[ACTION ITEM]:
Search the listing for the word "Dateien". Copy every line where it is found.
**** TASK MATERIAL
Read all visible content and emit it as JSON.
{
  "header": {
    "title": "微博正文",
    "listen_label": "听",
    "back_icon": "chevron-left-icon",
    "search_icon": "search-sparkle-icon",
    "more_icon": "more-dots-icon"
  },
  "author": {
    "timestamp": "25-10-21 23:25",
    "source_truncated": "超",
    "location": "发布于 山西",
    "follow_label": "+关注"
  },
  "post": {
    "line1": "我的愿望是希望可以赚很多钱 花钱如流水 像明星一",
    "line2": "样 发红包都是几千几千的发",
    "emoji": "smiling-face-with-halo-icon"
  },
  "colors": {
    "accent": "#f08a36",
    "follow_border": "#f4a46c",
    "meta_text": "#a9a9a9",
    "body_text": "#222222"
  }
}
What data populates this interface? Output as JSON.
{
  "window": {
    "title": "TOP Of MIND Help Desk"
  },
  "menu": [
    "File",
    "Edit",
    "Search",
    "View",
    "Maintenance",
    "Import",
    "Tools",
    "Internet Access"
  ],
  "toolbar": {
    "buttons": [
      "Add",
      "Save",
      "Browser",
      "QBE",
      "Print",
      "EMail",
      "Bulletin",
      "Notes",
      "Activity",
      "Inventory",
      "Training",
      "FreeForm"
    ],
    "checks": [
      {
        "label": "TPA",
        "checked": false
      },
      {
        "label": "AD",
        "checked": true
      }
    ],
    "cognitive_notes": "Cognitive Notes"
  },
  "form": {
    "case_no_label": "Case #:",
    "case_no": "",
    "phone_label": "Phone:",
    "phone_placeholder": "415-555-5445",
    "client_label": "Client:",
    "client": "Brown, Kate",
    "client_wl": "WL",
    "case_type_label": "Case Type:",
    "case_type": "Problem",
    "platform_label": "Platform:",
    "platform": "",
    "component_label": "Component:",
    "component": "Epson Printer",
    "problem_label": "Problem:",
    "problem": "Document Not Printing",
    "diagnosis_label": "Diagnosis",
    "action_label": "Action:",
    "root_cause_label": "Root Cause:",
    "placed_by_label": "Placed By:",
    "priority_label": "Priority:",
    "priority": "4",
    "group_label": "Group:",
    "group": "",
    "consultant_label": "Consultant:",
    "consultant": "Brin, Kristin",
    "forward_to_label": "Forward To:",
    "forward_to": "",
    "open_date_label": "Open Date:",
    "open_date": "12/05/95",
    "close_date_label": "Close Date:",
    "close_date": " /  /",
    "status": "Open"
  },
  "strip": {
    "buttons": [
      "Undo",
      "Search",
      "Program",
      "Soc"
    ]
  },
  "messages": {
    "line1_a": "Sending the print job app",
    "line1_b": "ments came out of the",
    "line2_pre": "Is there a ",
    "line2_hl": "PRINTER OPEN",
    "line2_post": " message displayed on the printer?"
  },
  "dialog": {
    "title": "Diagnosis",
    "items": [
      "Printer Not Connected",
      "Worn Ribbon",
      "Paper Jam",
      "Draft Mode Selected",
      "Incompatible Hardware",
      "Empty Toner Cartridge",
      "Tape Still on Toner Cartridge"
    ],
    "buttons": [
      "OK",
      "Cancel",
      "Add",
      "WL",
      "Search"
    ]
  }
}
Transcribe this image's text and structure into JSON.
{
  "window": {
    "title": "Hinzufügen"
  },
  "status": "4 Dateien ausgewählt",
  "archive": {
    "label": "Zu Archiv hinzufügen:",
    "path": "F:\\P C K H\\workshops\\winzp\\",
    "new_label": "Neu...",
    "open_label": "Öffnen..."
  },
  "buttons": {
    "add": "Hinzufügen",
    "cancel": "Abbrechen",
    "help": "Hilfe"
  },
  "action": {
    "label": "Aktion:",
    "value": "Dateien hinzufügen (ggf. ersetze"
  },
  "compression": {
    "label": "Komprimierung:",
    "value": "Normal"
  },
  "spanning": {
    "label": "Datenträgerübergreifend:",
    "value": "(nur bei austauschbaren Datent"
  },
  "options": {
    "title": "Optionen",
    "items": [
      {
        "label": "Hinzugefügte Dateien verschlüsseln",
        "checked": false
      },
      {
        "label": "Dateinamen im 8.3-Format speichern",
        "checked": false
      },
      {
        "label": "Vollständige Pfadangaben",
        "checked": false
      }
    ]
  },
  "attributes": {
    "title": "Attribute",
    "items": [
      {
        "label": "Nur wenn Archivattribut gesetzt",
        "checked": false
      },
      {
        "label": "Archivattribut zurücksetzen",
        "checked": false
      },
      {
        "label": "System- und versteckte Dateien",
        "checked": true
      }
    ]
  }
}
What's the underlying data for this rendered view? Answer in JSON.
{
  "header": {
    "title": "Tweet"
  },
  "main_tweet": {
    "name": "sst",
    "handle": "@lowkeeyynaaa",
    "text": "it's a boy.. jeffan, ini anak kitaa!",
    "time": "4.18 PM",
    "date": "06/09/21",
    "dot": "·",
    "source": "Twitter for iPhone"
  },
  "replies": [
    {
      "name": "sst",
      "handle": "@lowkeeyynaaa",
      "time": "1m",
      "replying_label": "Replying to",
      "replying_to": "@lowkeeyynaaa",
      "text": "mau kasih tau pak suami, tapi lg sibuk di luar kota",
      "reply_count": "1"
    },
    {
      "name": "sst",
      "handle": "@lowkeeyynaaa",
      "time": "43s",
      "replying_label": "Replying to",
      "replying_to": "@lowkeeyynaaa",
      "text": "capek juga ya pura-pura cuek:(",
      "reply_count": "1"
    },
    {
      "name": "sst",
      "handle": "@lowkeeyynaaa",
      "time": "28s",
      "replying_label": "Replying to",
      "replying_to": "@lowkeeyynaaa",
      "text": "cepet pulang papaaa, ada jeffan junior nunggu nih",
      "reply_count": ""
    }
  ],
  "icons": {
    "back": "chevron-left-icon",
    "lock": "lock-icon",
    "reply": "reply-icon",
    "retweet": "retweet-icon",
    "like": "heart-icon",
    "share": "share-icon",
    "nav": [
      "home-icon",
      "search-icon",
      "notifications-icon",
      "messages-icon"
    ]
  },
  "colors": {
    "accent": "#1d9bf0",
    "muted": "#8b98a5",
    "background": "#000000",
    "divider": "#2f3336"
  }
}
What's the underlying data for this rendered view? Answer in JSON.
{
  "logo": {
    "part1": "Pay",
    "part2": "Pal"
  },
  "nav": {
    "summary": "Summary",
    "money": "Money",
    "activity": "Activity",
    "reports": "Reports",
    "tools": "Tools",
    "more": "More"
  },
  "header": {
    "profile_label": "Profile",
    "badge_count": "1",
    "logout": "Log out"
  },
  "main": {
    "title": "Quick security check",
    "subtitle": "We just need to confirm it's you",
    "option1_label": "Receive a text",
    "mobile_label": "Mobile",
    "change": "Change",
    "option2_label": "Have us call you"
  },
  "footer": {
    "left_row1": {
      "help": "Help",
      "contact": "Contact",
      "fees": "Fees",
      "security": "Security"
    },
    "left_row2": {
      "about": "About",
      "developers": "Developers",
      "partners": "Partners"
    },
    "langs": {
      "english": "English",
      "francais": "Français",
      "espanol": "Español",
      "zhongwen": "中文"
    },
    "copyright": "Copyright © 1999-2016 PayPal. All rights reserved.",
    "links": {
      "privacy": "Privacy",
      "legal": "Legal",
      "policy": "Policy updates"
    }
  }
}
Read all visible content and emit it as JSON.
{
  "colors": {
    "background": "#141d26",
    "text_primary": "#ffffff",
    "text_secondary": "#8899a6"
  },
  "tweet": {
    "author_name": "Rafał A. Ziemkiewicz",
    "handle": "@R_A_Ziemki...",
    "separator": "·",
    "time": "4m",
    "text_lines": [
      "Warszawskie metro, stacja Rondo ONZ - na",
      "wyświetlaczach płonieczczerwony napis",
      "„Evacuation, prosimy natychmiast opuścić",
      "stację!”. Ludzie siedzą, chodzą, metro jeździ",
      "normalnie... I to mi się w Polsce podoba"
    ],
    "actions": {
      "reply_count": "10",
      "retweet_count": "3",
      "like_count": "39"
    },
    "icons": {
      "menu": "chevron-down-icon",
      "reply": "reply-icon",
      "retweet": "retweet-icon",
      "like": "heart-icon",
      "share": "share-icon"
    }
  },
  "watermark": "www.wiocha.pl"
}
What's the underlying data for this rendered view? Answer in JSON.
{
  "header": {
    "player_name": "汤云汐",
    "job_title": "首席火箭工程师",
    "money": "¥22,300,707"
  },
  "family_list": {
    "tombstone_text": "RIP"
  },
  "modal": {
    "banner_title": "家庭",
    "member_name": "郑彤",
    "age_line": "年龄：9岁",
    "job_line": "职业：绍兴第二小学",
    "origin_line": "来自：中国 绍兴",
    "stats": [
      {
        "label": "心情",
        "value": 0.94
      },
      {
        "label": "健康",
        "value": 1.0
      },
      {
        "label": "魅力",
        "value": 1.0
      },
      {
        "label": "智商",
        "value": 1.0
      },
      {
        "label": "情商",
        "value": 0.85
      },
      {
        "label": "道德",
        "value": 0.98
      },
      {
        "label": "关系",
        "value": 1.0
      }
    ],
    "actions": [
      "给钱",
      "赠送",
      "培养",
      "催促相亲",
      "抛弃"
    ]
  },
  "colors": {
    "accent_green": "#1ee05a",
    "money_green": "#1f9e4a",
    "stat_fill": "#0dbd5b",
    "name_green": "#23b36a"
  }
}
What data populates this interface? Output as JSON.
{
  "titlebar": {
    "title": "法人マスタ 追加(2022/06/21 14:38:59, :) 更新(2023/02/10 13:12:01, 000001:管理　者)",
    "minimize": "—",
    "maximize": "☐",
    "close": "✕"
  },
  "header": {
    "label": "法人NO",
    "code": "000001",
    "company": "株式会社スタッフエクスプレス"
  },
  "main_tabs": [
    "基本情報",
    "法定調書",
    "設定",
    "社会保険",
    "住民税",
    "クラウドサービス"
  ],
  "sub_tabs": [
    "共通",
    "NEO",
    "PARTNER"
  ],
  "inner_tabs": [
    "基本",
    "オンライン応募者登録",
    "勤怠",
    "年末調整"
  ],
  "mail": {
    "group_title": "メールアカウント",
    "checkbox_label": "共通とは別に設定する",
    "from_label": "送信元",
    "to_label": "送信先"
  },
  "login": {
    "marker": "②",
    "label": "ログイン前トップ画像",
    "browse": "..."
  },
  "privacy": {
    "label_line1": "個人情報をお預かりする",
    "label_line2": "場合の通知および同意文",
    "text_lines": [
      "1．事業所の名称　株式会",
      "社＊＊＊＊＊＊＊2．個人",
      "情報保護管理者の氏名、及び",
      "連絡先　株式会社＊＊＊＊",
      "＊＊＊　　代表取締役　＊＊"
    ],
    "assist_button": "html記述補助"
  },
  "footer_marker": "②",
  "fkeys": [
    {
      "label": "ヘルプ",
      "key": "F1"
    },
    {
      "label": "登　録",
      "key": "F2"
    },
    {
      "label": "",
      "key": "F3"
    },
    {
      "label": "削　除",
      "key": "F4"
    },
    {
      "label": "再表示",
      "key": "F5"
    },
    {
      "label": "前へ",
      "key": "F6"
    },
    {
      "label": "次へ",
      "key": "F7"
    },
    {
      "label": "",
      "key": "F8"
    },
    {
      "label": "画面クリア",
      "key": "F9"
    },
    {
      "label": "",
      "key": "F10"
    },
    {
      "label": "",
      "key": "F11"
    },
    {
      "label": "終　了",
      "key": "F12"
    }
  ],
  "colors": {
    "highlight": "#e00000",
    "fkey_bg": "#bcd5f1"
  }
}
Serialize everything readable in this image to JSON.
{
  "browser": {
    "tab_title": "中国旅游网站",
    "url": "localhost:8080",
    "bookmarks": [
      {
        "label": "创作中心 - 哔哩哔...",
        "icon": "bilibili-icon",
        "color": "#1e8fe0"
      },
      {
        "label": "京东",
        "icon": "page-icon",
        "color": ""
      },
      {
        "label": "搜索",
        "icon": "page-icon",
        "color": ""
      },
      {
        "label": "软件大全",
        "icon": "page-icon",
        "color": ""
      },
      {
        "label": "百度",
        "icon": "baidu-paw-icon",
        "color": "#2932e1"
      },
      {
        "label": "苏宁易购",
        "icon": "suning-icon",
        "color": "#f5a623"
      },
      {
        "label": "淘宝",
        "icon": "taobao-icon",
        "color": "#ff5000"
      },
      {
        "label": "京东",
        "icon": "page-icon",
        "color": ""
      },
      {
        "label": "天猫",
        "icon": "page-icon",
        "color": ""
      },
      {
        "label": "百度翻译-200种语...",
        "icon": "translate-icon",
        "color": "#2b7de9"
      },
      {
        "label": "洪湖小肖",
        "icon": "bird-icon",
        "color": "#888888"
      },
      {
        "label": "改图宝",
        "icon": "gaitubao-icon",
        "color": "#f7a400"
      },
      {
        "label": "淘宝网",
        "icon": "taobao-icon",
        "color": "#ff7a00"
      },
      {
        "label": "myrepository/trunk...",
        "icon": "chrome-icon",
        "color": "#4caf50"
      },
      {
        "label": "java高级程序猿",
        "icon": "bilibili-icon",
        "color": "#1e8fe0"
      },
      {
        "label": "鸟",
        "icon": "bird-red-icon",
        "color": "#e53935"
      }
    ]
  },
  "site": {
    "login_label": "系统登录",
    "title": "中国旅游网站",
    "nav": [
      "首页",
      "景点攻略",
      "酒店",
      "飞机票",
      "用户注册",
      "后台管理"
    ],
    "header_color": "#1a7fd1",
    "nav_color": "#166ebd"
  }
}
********
[RESULT OF THIS EXERCISE]:
  "status": "4 Dateien ausgewählt",
    "value": "Dateien hinzufügen (ggf. ersetze"
        "label": "Hinzugefügte Dateien verschlüsseln",
        "label": "System- und versteckte Dateien",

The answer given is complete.